Cunning at eleven: Back in the States,
when the scuffed-shoe village priest asks
for her recent crimes, she changes the subject;
cadged root beer barrels, skipped catechism
classes, illicit cigarettes, the kissed boy in the cellar—
wows instead with images of old Pope Paul
greeting crowds from his gilded and red-velveted
apartment in St. Peter’s Square, the bony hand
of blessing, ecstasy and tears of the faithful.
She details every intimate, clean curve
of Michelangelo’s Pieta, tells of how
marbled Roman halls echo with Christ,
notes the death odor belch of sacred grottoes,
frescoed circus ceiling of the Sistine Chapel.
Aroused, the priest forgets her absolution,
the very damnation of her soul, reaches
with a visible tremble for his hip flask, as
she learns there is an art form to everything.

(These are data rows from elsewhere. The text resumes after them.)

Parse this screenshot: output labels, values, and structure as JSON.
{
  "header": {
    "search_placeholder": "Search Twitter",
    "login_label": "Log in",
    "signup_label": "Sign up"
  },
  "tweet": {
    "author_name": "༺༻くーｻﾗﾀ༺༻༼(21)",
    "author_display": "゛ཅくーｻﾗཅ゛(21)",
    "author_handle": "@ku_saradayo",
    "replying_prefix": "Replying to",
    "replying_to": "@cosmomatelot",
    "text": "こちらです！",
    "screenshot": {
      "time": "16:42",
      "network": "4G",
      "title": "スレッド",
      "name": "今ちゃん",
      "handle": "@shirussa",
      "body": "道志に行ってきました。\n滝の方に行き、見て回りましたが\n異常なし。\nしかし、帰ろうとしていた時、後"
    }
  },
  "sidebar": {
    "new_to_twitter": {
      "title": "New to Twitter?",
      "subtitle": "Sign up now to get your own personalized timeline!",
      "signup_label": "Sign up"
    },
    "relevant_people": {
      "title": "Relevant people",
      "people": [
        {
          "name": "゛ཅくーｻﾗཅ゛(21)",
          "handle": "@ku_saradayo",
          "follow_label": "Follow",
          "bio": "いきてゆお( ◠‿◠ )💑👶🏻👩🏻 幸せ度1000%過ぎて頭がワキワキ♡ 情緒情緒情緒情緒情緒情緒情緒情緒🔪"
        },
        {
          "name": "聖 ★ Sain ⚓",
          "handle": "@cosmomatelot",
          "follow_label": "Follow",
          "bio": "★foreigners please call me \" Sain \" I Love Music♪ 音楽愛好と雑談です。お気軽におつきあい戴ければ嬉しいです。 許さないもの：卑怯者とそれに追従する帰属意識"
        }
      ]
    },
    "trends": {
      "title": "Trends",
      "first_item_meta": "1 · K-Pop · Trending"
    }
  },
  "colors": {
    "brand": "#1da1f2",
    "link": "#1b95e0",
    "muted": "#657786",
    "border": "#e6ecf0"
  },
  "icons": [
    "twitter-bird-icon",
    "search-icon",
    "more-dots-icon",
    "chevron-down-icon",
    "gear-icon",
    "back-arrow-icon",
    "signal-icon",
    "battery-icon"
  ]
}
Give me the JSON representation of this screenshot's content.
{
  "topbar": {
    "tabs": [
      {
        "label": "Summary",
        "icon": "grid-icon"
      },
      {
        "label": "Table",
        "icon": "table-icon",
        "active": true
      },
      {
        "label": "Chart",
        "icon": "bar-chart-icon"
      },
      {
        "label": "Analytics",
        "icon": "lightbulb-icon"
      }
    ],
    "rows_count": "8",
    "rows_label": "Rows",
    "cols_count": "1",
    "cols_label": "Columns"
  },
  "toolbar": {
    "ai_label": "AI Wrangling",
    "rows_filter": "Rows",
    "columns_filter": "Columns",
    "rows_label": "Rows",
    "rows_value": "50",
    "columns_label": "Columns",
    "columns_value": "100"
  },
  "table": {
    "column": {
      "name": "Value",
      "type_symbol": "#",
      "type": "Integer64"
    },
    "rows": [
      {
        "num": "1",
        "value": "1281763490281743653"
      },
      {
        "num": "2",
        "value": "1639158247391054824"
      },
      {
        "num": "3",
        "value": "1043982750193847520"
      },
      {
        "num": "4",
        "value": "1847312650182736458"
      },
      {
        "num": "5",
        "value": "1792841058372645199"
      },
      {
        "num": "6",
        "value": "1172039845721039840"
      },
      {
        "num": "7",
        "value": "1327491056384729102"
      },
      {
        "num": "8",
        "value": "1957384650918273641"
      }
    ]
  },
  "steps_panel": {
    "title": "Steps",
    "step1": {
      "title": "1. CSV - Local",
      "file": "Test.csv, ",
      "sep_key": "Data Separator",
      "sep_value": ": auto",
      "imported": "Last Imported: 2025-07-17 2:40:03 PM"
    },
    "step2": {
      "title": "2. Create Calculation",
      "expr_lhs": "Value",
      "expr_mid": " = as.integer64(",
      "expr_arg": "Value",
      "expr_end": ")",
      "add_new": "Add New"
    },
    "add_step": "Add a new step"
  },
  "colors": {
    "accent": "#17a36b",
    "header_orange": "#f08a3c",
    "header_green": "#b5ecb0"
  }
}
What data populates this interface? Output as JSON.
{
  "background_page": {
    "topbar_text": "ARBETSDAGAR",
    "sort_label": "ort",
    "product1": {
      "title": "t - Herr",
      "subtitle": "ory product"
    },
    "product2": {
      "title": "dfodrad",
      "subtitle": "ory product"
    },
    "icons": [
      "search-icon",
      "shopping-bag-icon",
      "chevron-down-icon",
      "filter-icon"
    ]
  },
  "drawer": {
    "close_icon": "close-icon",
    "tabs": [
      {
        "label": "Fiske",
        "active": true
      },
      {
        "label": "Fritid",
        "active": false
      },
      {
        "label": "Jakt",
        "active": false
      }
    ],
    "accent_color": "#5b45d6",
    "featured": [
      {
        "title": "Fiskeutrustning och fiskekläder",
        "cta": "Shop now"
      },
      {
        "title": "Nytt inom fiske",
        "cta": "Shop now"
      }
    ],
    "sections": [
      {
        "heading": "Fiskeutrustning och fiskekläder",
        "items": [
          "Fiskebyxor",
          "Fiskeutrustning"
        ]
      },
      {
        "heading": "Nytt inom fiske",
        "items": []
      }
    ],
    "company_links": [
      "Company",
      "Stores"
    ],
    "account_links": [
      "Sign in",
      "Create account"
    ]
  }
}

*Note: This poem also appeared online in May, 2011, in The Literary Burlesque (now defunct).